I think the MYOG A frame is excellent. It makes the Tramplite really solid and access is so much easier than a central pole. The valances were also good. The wind was swirling and the valances prevented the rain from driving under the beak. I’m sure it would have been ok without them, but they were definitely useful.

In terms of pitching, it’s possibly the easiest shelter I’ve had. Peg the rear corners, insert the pole then pull out the front guy. Peg the front corners then the rear. Tighten the front and back, then the corners and the fly is done. It’s really easy to get a nice taut pitch. The inner is simple to attach and easy to get reasonably taut.

It takes a little bit of time to get used to the more restricted headroom compared with the Scarp or Duomid, but it’s not cramped. Lying down, there’s enough length not to have the material in your face and a decent amount of room for gear. The rear storage space was useful for my rucksack and other bits and pieces. This meant I didn’t put as much in the front porch as I might with other shelters.

The workmanship is first class. There are no wrinkles. It’s better than the cuben Duomid. There’s obviously been a lot of thought gone into the design as well. Considering it cost the same as a Hillberg Enan, I think it’s a bit of a bargain.

My rucksack was the Lightwave Ultrahike. This was the first time in three years that I’ve not used my GG Mariposa. Arguably, it was overkill for a two-day trip. However, it reminded me of what a great pack it is. The hip belt makes it incredibly comfortable to carry. It’s a great pack for higher volume and heavier loads.
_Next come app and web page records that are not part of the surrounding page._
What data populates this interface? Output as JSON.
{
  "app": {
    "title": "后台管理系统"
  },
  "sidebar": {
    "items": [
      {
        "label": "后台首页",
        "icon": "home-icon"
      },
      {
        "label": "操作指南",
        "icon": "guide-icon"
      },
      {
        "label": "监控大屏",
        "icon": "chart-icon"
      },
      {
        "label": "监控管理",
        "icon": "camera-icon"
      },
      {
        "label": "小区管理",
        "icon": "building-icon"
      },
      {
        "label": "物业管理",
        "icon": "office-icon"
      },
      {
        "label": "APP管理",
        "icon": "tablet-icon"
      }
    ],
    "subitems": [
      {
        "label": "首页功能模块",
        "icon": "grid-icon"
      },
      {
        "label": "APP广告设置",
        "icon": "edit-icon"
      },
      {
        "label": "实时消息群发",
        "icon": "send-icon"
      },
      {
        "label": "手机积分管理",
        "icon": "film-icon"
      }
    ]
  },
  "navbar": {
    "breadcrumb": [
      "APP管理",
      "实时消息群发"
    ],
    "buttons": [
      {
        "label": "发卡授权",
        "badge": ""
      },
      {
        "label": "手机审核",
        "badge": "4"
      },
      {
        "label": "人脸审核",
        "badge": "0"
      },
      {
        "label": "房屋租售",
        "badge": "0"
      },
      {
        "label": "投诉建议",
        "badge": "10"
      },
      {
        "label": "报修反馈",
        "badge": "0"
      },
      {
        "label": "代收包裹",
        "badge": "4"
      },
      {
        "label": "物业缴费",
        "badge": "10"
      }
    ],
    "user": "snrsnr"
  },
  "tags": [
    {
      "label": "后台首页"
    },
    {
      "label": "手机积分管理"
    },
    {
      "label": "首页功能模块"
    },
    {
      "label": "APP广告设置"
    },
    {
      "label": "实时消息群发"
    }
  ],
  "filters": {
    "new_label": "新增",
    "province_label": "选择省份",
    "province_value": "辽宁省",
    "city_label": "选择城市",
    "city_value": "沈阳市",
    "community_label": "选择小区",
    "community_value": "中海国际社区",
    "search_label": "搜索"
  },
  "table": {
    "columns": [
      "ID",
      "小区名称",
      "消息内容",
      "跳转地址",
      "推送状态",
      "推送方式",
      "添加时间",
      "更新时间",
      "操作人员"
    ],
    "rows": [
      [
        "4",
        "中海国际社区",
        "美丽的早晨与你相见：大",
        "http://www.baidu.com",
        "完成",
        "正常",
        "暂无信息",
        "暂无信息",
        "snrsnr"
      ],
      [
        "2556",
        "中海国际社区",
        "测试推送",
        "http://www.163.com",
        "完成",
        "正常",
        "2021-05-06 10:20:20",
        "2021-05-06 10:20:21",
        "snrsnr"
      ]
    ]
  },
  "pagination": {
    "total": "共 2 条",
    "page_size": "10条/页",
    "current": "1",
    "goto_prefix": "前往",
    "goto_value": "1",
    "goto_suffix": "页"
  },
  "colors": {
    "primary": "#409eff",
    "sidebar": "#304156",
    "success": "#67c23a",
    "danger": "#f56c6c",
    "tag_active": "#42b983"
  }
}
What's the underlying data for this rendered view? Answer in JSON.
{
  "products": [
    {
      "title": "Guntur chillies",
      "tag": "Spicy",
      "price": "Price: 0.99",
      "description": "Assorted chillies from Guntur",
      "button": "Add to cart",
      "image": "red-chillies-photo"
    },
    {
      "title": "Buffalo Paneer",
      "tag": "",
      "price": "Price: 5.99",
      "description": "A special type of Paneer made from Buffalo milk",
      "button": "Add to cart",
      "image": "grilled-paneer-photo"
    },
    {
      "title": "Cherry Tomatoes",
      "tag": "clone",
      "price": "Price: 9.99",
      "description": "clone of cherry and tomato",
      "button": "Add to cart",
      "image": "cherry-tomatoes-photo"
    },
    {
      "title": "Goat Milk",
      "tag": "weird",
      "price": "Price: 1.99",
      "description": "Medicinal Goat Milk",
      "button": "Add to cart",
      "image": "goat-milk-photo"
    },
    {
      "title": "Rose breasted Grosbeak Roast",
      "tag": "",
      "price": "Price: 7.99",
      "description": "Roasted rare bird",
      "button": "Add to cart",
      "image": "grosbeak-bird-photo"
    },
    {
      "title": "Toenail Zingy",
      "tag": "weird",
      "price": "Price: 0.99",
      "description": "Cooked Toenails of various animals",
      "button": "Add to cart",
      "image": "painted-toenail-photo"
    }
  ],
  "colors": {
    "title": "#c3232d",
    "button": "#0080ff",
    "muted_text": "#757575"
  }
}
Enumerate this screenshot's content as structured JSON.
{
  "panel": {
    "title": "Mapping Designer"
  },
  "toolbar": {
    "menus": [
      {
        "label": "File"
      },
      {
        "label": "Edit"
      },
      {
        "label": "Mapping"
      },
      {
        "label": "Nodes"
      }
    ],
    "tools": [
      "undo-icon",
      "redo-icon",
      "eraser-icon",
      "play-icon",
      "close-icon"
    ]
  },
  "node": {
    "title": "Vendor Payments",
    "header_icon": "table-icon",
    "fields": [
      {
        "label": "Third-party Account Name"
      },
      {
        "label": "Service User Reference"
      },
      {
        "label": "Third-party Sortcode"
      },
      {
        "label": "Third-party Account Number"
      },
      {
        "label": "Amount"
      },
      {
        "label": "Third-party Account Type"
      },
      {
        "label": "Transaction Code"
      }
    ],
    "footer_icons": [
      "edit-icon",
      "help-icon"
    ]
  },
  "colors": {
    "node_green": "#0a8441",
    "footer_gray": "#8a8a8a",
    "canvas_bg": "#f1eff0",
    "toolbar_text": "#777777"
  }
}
I’ve bought a number of bit and pieces from Paul at Tread Lite Gear recently. The cuben LED camping lantern was brilliant for providing some light in the evening. The first aid kit pouch forced me to downsize my first aid kit and was just the right size. I also used the polypaq 45L rucksack liner. It didn’t get tested by rain, but is a great alternative to a cuben or silnylon rucksack liner. It’s much cheaper and very light. It’s quite tough as well. In future I think I’ll use these instead of an Exped liner.

In terms of clothing, I took my Arcteryx Squamish windproof and Arcteryx Delta zip fleece. The Squamish is my favourite windproof. It’s very comfortable with good breathability, yet windproof and decently shower resistant. The Delta fleece has a grid pattern, which I think works better than flat fleeces. It’s a nice fit and just the right thickness.

I also used a Berghaus VapourLight zip T base layer. I’m really impressed with its wicking and smell resistance. Of my synthetic base layers, I think the VapourLight ones are the best.

Lastly, I must mention the As Tucas Sestrals insulated trousers. These are so good to put on at the end of the day. Nice and warm when you’re lying around in camp but not too hot. They also give some flexibility for your sleep system if it gets cold. I didn’t need them inside my sleeping bag (my modded Rab Neutrino SL 200 ) as it was quite mild, but great insurance in case it’s cold.

Nothing failed, although my Salomon X Ultra Mids are going to be relegated to dog walking boots as they are getting quite battered and the foam under the forefoot is loosing its resilience. I bought another pair in a sale recently to replace them. They’re great boots.